===== Data for review

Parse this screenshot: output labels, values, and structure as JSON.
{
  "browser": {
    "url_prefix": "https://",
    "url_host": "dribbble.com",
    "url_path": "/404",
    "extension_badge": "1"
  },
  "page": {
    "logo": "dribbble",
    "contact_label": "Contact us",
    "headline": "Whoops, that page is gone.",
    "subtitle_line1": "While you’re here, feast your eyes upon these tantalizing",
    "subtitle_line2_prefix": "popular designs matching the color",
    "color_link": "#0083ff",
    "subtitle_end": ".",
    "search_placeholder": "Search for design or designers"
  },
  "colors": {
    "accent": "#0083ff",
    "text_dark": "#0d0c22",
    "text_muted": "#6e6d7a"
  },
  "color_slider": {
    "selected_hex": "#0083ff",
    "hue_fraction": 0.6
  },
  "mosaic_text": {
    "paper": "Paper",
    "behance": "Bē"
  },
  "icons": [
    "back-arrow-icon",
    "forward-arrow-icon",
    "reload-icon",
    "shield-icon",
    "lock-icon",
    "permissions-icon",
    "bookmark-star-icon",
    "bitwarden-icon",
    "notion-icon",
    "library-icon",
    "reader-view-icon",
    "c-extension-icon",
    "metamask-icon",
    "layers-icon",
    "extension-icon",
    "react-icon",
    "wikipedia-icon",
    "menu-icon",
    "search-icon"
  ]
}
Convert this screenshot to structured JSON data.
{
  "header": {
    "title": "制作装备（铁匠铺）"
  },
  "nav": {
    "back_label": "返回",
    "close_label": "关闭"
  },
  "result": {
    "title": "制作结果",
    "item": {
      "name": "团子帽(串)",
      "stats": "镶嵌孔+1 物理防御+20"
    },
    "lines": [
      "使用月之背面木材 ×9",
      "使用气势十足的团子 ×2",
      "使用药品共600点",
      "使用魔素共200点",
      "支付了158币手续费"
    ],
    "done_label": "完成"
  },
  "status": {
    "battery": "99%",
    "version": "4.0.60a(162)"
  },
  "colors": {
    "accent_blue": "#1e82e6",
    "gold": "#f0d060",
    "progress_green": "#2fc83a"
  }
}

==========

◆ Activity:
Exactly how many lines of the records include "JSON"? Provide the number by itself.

◆ Task solution:
2